Assignment
Look through the entries below and return all lines including the word "Created".
┌──
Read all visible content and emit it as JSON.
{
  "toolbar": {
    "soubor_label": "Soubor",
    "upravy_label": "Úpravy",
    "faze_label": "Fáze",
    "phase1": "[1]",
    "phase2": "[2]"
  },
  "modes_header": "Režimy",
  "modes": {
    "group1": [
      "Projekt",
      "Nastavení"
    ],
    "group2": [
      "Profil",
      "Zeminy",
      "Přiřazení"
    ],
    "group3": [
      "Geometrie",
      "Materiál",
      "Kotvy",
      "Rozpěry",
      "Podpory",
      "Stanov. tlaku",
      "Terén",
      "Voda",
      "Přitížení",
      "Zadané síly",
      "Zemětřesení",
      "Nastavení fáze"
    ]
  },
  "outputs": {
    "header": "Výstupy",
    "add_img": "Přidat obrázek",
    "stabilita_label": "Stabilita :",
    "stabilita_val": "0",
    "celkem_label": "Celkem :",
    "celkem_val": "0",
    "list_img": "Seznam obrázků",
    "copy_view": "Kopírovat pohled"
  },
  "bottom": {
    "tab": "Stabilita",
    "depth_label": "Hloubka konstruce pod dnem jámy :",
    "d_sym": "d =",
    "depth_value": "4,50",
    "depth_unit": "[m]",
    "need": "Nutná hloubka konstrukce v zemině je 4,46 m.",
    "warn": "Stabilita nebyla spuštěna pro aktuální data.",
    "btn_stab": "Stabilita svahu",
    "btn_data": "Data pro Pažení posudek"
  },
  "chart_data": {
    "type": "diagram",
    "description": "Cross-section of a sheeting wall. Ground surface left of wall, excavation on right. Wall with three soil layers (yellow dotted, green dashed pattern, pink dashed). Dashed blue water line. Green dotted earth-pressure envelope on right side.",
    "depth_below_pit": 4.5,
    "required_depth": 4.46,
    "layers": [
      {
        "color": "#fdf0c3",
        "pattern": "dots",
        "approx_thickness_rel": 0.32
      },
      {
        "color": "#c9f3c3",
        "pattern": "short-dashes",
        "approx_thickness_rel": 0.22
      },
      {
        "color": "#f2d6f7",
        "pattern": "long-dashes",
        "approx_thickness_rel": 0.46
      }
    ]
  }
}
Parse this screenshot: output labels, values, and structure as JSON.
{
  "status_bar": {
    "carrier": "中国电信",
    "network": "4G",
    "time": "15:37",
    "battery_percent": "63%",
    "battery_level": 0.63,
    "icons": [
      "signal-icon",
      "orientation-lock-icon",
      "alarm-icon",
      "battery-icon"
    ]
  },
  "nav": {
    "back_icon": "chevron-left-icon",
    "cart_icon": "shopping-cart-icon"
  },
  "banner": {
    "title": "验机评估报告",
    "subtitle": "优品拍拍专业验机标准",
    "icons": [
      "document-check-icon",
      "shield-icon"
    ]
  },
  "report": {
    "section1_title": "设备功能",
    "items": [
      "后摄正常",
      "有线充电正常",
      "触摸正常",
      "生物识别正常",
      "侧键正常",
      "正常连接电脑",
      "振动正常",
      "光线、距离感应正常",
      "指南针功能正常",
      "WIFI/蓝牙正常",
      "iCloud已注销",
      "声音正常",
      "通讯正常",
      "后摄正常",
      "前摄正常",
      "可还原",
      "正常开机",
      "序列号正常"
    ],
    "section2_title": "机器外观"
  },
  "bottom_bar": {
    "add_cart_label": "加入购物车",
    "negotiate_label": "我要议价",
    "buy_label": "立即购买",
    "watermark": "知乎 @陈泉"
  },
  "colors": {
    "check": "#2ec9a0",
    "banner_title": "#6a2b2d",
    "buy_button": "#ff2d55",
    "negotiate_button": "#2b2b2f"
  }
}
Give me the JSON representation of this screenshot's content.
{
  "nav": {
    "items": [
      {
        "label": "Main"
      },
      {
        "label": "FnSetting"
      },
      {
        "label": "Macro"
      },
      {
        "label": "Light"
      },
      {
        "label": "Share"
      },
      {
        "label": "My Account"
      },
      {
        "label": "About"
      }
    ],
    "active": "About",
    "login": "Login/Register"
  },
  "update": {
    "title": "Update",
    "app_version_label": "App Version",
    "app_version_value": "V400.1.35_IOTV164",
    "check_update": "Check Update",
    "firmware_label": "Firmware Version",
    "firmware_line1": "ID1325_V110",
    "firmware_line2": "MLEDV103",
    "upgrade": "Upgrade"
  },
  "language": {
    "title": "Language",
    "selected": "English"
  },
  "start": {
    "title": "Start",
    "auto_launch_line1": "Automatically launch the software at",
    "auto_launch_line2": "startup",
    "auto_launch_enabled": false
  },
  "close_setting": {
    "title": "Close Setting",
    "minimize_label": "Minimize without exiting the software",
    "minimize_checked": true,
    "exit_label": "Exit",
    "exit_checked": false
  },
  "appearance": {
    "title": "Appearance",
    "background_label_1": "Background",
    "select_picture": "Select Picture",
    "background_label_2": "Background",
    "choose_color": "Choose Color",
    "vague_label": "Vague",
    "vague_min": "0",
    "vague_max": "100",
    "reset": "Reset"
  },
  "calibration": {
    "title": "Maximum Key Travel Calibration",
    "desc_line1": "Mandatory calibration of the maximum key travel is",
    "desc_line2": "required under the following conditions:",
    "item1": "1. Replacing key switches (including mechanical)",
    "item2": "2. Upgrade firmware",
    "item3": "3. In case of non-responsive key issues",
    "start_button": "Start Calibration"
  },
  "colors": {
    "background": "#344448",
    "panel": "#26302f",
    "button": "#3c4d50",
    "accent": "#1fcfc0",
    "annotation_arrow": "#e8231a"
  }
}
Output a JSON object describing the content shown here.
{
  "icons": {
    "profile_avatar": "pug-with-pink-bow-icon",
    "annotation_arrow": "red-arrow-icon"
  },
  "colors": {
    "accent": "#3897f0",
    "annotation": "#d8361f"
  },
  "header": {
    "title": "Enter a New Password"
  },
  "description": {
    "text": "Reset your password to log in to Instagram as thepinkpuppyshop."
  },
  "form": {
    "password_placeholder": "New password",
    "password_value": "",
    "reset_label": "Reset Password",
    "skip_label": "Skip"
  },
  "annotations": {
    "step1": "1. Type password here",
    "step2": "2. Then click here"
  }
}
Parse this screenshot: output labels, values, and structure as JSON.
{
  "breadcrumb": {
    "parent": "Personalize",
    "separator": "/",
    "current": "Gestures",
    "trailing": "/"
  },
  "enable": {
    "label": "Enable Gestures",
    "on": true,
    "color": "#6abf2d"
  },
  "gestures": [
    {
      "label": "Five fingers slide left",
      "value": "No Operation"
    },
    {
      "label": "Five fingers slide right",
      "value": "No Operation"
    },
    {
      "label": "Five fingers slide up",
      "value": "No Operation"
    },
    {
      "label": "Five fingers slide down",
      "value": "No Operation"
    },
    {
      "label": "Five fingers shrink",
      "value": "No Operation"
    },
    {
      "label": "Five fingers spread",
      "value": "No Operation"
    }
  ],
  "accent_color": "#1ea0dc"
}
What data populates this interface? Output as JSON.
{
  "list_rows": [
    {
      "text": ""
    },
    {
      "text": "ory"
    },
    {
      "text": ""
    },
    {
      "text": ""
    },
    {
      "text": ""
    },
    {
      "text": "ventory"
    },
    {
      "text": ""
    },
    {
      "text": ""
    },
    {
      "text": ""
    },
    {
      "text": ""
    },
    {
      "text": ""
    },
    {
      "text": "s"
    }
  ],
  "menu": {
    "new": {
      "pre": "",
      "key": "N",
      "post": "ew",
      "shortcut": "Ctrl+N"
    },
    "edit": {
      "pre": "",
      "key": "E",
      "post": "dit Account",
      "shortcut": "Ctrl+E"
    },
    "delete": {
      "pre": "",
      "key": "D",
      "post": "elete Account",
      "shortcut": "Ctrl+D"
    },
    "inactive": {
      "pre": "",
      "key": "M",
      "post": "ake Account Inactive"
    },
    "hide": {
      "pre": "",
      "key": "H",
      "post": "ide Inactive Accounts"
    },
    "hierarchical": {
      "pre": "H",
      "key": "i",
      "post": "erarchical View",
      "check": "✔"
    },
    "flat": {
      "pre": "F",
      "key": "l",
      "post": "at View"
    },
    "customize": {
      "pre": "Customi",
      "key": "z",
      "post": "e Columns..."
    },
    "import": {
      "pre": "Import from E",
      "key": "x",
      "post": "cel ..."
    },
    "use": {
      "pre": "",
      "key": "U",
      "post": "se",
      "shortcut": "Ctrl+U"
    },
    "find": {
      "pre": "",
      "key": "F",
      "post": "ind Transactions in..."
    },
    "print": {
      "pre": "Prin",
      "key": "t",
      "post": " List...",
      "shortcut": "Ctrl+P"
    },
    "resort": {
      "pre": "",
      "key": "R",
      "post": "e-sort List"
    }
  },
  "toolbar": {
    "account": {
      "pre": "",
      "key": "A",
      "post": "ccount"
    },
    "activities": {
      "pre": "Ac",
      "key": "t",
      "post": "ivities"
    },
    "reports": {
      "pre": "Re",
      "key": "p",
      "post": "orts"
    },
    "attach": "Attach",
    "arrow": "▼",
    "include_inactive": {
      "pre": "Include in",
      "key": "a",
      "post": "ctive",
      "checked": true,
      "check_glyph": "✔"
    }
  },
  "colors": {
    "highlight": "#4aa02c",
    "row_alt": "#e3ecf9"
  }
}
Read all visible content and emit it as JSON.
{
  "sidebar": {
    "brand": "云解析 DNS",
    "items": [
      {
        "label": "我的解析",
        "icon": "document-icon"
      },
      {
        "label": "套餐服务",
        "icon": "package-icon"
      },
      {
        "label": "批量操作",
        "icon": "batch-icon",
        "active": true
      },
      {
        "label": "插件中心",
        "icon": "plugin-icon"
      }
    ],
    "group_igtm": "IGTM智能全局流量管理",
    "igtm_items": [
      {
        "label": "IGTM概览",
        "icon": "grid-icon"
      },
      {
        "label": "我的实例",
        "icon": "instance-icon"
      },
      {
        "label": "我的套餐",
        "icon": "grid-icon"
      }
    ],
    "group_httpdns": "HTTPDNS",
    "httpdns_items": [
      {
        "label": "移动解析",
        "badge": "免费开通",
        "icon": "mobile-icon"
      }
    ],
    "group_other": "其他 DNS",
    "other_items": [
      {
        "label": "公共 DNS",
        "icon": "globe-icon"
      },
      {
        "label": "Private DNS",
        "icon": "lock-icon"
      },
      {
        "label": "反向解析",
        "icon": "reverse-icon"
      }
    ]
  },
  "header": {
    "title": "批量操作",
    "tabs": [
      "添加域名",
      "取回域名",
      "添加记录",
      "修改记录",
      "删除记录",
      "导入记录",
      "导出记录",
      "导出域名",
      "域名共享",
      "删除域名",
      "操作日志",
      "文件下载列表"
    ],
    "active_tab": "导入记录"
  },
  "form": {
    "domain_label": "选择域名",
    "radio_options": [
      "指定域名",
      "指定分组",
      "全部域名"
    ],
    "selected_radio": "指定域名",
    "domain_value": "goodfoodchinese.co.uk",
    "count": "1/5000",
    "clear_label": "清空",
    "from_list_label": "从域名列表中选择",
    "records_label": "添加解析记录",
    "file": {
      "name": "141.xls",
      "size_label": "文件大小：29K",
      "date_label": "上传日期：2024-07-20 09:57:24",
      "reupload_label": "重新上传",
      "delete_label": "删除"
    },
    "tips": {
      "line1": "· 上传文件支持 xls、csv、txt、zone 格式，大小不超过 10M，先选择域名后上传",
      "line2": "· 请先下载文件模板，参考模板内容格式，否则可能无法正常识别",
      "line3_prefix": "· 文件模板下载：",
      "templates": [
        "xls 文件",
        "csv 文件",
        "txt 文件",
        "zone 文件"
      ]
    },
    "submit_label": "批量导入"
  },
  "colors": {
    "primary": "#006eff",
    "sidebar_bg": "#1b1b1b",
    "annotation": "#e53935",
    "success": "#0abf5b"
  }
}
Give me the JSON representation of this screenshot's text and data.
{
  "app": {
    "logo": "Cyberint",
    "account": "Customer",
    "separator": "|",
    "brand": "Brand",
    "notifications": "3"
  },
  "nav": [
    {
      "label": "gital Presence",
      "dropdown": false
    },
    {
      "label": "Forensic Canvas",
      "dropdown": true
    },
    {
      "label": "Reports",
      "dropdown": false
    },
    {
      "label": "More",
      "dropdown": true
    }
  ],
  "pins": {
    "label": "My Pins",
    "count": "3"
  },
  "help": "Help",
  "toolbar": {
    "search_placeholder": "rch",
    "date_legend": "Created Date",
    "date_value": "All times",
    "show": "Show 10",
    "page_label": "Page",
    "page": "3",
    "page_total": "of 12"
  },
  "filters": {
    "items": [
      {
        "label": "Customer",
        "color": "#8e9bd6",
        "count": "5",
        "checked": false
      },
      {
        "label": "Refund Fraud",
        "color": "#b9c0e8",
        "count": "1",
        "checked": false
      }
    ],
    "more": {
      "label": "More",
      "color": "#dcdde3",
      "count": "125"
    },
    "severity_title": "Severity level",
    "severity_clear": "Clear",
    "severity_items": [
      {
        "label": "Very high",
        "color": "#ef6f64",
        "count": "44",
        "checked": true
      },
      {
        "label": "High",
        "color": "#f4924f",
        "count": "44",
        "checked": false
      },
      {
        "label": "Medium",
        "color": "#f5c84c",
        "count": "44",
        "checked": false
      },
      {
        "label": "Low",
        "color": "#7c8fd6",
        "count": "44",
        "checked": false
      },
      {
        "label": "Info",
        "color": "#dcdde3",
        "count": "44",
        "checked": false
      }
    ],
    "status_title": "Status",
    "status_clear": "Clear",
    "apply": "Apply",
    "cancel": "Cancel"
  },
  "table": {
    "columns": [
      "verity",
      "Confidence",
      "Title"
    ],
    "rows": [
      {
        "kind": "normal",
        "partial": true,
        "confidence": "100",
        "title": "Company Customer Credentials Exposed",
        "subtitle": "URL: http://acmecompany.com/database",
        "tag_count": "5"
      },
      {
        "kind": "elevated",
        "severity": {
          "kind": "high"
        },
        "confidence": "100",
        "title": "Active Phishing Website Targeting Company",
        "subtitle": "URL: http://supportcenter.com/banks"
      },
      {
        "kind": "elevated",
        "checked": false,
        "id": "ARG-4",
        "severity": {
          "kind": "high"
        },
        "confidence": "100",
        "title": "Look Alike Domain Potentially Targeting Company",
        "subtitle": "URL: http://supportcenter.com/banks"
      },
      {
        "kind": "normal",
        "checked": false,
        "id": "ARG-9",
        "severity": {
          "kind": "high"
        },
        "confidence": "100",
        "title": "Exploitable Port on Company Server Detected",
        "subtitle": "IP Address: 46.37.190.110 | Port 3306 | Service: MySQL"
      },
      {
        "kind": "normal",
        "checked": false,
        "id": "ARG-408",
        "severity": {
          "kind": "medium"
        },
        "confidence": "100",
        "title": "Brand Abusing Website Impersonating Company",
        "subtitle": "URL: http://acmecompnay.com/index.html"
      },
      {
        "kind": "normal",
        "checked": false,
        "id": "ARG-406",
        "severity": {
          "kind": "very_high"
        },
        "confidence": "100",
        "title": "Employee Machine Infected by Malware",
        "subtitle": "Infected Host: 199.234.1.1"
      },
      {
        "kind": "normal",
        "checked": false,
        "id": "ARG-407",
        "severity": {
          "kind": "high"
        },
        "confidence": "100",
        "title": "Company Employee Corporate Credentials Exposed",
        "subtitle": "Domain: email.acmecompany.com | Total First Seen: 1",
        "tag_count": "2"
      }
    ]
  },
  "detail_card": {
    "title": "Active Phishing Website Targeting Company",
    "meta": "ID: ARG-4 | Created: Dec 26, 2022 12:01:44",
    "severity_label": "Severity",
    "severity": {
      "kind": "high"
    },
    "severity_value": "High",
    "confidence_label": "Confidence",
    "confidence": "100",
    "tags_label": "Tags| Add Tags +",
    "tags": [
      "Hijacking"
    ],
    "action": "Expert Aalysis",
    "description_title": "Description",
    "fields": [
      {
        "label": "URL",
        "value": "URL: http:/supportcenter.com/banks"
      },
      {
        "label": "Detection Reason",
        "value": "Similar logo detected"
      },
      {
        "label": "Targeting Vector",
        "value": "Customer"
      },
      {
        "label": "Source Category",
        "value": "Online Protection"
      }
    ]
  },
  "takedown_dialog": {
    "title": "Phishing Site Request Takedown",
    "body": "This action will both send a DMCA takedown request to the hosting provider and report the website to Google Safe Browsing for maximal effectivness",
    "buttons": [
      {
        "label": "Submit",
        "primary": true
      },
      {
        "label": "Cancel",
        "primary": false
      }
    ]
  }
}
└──
Exercise result
    "date_legend": "Created Date",
    "meta": "ID: ARG-4 | Created: Dec 26, 2022 12:01:44",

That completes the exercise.